#### The task
In the entries below, find every line with "Snare" and copy it.

(Beginning of Data section)

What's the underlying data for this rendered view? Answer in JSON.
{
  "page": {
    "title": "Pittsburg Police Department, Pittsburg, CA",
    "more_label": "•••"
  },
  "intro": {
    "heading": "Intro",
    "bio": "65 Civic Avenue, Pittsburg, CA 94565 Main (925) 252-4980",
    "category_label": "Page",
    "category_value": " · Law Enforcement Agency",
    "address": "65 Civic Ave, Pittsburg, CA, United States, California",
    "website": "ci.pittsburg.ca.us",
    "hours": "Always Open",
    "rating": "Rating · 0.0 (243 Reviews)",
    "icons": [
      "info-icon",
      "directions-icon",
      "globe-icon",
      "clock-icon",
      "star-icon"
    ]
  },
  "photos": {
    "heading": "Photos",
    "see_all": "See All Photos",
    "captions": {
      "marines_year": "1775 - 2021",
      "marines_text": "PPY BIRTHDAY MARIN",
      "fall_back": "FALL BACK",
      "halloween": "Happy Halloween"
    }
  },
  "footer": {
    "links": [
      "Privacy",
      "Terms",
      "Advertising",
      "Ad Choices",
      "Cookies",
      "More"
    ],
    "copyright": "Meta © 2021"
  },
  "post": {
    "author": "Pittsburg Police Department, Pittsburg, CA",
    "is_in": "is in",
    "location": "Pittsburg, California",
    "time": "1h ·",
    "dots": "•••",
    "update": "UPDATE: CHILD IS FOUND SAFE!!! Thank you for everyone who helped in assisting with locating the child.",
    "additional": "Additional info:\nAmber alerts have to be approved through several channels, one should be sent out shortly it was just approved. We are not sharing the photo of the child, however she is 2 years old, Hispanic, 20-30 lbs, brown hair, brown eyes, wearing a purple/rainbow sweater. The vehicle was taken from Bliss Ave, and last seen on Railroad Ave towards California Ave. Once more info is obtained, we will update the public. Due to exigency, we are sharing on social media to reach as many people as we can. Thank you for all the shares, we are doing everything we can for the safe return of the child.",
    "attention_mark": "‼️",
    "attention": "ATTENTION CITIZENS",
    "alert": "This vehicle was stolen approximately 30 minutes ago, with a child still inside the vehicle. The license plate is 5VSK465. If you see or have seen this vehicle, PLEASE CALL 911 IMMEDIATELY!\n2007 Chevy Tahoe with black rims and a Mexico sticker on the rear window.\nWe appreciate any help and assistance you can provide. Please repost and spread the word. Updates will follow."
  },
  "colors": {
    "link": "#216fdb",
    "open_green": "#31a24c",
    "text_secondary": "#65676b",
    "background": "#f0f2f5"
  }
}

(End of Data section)
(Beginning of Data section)

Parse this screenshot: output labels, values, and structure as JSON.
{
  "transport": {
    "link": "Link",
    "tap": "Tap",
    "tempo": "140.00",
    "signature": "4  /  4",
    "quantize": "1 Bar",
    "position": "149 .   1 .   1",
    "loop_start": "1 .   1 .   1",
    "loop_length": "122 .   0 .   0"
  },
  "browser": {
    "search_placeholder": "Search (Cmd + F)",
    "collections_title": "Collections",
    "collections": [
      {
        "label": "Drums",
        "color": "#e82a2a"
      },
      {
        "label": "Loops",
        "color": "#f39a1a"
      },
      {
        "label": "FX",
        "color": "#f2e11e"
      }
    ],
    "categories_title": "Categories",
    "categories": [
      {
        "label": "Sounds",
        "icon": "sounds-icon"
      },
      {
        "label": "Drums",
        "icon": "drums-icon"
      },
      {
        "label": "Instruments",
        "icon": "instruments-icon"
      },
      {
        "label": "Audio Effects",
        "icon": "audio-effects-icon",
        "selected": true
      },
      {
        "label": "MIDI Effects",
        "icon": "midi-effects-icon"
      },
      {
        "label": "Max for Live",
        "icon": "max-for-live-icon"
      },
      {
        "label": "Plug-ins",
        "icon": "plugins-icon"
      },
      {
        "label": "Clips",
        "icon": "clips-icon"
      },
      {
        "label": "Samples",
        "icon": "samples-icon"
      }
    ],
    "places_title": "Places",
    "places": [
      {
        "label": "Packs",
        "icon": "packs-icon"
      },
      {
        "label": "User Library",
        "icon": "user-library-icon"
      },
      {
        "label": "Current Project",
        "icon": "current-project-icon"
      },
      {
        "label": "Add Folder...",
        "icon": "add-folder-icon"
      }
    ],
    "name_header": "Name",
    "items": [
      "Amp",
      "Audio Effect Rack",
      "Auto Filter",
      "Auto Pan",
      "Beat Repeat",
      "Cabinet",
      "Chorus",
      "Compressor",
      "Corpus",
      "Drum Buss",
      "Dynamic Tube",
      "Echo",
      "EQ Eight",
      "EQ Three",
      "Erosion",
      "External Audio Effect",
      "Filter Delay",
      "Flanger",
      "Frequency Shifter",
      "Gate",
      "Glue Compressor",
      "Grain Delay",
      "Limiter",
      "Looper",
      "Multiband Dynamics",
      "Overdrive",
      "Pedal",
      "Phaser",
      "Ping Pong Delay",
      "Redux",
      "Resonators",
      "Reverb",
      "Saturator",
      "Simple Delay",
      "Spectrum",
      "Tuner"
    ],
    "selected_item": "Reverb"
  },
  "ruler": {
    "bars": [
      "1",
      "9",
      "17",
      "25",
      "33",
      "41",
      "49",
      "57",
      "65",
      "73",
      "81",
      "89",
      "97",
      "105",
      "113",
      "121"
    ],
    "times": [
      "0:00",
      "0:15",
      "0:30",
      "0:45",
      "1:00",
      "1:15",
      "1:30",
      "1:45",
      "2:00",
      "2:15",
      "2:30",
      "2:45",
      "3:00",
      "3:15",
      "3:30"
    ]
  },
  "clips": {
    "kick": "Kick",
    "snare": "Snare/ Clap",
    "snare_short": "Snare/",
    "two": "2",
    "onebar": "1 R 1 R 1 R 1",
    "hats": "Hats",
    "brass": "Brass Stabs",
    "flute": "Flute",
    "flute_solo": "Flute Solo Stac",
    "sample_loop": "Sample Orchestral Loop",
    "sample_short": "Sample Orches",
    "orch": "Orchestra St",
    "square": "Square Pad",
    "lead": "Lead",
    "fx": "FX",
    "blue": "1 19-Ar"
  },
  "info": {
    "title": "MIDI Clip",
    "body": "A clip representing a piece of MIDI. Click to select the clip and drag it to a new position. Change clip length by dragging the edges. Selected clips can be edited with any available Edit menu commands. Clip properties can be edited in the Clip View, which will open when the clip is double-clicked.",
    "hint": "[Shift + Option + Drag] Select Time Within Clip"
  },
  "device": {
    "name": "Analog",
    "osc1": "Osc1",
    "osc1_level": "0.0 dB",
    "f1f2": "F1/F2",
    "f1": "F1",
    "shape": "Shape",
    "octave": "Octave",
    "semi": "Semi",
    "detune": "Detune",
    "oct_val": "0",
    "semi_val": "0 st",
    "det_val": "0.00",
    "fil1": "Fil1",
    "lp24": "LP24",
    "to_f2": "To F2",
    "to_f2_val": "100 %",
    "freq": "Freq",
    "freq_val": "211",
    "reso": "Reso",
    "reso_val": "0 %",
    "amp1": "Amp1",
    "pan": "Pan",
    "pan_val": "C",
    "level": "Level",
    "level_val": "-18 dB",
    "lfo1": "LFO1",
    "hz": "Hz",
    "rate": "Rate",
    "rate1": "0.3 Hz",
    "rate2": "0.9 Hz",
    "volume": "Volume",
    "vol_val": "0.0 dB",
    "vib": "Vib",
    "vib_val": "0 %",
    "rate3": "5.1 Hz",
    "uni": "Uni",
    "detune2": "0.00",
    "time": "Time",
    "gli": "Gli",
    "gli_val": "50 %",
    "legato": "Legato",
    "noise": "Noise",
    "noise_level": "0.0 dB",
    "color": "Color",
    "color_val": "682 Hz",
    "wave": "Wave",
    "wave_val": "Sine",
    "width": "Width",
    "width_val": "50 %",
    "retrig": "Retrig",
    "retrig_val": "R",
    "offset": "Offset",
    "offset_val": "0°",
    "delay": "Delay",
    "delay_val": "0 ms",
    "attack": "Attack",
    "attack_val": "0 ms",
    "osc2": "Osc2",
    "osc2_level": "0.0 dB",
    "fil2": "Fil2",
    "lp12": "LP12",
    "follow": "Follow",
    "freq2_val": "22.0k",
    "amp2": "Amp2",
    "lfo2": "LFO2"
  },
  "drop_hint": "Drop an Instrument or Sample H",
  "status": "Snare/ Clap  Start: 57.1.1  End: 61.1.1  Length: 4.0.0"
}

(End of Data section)
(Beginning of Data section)

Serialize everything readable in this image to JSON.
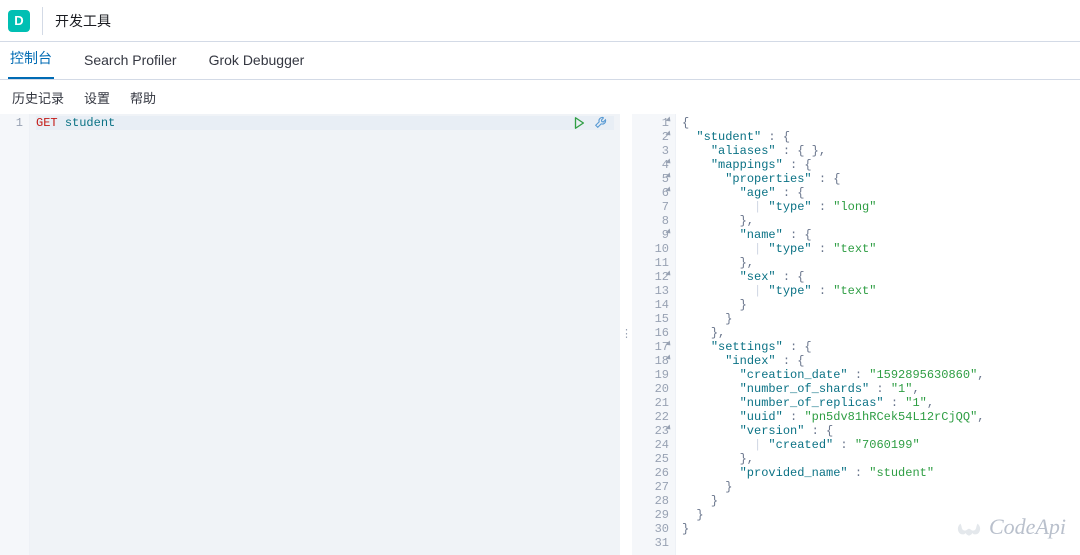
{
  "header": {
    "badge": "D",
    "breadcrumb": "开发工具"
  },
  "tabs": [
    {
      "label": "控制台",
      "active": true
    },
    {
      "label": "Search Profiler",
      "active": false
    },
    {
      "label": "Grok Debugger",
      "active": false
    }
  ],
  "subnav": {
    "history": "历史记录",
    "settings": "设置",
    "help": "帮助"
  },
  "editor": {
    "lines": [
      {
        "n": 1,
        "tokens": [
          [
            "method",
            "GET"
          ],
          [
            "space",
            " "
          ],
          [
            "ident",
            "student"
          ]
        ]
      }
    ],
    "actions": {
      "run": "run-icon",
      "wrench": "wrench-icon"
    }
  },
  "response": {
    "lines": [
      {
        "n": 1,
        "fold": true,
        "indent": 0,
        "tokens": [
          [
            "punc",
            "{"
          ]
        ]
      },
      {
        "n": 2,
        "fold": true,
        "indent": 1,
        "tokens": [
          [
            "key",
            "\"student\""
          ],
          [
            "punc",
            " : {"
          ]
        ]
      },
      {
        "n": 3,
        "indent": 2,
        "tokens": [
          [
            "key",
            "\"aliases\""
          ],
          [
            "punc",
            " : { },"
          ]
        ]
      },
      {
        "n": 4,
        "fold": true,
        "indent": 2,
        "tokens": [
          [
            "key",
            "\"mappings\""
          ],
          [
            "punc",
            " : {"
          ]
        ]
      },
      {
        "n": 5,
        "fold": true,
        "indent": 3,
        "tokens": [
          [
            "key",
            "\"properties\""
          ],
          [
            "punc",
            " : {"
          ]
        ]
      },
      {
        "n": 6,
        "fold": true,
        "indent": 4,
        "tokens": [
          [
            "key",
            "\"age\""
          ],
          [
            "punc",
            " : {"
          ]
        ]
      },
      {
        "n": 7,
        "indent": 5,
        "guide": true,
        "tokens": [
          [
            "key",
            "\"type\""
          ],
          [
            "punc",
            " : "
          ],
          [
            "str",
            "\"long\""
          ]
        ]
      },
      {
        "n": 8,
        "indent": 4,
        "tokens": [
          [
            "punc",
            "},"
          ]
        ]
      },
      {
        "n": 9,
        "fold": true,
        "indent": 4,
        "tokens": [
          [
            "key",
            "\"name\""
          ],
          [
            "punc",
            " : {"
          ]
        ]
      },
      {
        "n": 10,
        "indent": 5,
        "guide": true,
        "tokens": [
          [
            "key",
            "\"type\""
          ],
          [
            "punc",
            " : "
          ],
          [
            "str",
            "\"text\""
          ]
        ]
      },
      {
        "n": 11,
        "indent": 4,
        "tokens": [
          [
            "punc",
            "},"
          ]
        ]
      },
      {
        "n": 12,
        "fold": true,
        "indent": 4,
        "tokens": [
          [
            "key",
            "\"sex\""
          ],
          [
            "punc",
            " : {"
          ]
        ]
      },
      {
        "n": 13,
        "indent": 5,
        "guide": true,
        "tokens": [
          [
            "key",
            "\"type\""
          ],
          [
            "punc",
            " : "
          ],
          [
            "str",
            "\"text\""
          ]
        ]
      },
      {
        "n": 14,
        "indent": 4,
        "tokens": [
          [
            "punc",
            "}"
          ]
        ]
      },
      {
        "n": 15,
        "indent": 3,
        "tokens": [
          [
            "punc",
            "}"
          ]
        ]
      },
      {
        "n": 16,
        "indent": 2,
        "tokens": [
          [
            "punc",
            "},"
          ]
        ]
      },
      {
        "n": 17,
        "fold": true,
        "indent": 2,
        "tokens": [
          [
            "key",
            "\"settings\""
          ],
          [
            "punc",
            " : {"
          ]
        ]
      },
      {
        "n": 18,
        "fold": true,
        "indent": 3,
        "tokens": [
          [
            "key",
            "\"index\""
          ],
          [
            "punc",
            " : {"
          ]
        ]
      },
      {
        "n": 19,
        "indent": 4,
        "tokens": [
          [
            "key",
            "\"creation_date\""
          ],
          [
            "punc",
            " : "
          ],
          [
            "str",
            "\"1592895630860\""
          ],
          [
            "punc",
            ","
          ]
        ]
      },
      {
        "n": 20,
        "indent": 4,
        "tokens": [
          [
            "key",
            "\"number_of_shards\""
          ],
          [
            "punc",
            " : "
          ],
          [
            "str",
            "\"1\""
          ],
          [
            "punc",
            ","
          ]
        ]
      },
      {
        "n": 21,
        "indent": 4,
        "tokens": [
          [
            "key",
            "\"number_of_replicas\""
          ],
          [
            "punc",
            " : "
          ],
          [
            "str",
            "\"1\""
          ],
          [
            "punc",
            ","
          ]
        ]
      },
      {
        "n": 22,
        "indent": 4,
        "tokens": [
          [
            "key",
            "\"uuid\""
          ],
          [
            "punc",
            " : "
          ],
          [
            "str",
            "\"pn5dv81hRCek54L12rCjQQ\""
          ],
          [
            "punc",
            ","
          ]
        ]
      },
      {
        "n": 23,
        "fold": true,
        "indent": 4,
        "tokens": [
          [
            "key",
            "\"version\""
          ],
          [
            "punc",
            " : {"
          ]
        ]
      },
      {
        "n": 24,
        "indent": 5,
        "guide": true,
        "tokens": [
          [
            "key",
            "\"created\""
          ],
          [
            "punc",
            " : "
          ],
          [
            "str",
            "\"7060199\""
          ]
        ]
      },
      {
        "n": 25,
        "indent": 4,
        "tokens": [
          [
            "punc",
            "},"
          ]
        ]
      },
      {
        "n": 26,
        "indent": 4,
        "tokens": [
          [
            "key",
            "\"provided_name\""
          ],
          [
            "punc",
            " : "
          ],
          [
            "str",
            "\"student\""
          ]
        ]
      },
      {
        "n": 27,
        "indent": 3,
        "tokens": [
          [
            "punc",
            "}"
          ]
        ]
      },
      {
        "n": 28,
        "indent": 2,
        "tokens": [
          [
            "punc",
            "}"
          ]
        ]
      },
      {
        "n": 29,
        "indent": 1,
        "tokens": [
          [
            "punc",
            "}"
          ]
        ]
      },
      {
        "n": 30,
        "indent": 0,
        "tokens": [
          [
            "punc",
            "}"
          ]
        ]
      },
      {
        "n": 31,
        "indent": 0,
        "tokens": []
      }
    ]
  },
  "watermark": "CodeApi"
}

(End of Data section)

#### Task result
    "snare": "Snare/ Clap",
    "snare_short": "Snare/",
  "status": "Snare/ Clap  Start: 57.1.1  End: 61.1.1  Length: 4.0.0"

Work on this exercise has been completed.